Greater Manchester, the UK’s second biggest economy, sits at the heart of the Northern Powerhouse and is playing a key role in a growing, rebalanced UK economy. Since the Greater Manchester Devolution Agreement was signed in November 2014, the focus has largely been on issues such as transport, employment and skills. Housing and planning issues, fundamental to growth and social wellbeing, have been little mentioned.

Pressure on families

However, Greater Manchester is on the cusp of a housing crisis. A shortfall in the number of new homes built during the last decade, combined with a growing population and rising house prices, have left many local people priced out and unable to buy or rent a property. 34% of young working adults in Greater Manchester cannot afford a home of their own and rents across the region are rising, causing social housing waiting lists to lengthen. There are now more than 80,000 people waiting for social housing in Greater Manchester, yet only 2,000 affordable homes are being built every year.

A threat to local economies

The results don't just affect individual families. A shortage of the right homes, in the right places and the right price impacts the wider economy. In Greater Manchester, there were 28,000 fewer homes built in the last decade than were originally planned for and just 4,160 homes were completed in 2013/14, down from 5,350 in 2012/13. Construction of these additional 28,000 homes over the last ten years would have helped to employ over 120,000 people, support 1,120 apprenticeships, graduates and trainees and generate over £280m in tax revenues. Greater Manchester is set to create over 260,000 new jobs by 2031, but economic growth is under threat if not enough homes are available for the people who fill these jobs.

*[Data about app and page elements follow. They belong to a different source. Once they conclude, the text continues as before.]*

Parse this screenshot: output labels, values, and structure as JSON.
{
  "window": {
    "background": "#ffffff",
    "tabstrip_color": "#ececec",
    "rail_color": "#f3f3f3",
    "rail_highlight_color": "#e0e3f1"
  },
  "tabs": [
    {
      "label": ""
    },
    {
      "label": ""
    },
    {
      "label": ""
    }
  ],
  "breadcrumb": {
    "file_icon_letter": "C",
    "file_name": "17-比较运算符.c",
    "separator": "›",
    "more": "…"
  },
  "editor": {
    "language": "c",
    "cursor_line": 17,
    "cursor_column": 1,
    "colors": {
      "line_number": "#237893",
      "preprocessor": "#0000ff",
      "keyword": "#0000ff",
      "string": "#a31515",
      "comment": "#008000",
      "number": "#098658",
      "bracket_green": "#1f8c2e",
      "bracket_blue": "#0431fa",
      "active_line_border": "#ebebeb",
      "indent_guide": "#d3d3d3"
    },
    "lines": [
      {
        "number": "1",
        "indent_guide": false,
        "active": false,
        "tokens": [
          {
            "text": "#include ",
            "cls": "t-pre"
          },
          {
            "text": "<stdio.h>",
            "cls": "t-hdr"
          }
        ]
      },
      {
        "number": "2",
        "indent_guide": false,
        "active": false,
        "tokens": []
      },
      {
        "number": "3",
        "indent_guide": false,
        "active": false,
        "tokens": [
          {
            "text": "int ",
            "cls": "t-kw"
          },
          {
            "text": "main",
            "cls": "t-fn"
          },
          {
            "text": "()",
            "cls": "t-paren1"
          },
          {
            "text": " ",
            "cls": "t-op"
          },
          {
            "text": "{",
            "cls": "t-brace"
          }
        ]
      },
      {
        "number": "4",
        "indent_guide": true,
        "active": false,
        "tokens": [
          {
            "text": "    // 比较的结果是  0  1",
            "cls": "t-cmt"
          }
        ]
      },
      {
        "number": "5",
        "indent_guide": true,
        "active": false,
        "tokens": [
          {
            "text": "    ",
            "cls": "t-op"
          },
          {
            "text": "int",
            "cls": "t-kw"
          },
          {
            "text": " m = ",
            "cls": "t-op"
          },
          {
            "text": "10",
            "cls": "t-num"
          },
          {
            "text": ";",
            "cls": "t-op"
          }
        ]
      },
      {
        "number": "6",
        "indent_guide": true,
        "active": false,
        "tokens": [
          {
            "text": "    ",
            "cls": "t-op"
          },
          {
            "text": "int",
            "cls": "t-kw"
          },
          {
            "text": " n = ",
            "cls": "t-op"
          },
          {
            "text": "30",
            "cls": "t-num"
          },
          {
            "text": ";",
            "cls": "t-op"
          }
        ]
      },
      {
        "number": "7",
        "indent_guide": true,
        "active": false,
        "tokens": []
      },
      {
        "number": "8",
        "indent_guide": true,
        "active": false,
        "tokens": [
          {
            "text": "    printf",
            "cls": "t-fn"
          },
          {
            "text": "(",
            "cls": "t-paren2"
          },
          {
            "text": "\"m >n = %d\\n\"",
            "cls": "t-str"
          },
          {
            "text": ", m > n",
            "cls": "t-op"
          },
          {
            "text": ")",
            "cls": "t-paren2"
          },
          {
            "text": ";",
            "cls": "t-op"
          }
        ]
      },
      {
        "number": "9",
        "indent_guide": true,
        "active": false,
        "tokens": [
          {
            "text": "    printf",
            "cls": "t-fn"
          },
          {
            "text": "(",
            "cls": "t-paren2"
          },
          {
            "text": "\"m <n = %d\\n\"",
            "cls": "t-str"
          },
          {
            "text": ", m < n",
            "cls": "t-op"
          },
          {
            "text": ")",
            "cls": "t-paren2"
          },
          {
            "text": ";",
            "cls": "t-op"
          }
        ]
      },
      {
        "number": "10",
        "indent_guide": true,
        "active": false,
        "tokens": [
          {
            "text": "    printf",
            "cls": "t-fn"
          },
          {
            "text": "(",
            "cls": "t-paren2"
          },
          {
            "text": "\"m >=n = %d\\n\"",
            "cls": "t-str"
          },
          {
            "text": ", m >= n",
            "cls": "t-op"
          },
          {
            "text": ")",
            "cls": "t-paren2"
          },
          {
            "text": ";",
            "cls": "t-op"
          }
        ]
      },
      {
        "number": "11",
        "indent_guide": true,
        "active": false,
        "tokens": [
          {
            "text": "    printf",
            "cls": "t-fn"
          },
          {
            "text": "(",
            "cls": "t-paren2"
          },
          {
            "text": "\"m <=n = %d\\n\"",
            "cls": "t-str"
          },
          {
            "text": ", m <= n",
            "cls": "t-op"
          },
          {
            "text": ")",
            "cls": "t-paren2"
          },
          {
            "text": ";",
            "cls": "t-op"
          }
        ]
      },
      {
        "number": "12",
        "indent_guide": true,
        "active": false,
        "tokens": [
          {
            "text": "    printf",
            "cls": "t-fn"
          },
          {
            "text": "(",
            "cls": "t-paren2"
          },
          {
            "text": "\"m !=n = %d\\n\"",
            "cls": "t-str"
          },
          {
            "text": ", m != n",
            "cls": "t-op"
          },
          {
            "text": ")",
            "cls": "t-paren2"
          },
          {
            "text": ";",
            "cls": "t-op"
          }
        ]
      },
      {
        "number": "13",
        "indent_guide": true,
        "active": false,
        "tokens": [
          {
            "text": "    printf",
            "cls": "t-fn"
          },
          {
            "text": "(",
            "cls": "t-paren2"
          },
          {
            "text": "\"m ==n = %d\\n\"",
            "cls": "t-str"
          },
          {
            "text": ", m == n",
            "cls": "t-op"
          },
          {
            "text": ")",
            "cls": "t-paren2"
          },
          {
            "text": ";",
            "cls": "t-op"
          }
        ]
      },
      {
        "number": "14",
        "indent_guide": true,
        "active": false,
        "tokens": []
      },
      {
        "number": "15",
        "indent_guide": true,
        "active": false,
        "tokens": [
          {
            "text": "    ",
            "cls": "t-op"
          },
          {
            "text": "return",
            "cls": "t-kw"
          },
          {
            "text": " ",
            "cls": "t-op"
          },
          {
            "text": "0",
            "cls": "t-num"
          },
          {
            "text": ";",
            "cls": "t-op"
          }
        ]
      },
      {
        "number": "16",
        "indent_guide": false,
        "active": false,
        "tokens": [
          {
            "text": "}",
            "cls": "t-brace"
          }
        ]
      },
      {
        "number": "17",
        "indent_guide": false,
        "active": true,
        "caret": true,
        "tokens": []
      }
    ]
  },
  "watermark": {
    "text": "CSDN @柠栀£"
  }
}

What needs to happen?

Greater Manchester is making good progress on bringing forward development of houses on currently derelict sites through the new Greater Manchester Housing Fund. However, we also need to look at identifying land for housing across the region to deliver good quality homes where people live. The Greater Manchester Spatial Framework represents a once in a generation opportunity to get this right and prevent a full-blown, London-style housing crisis in Greater Manchester.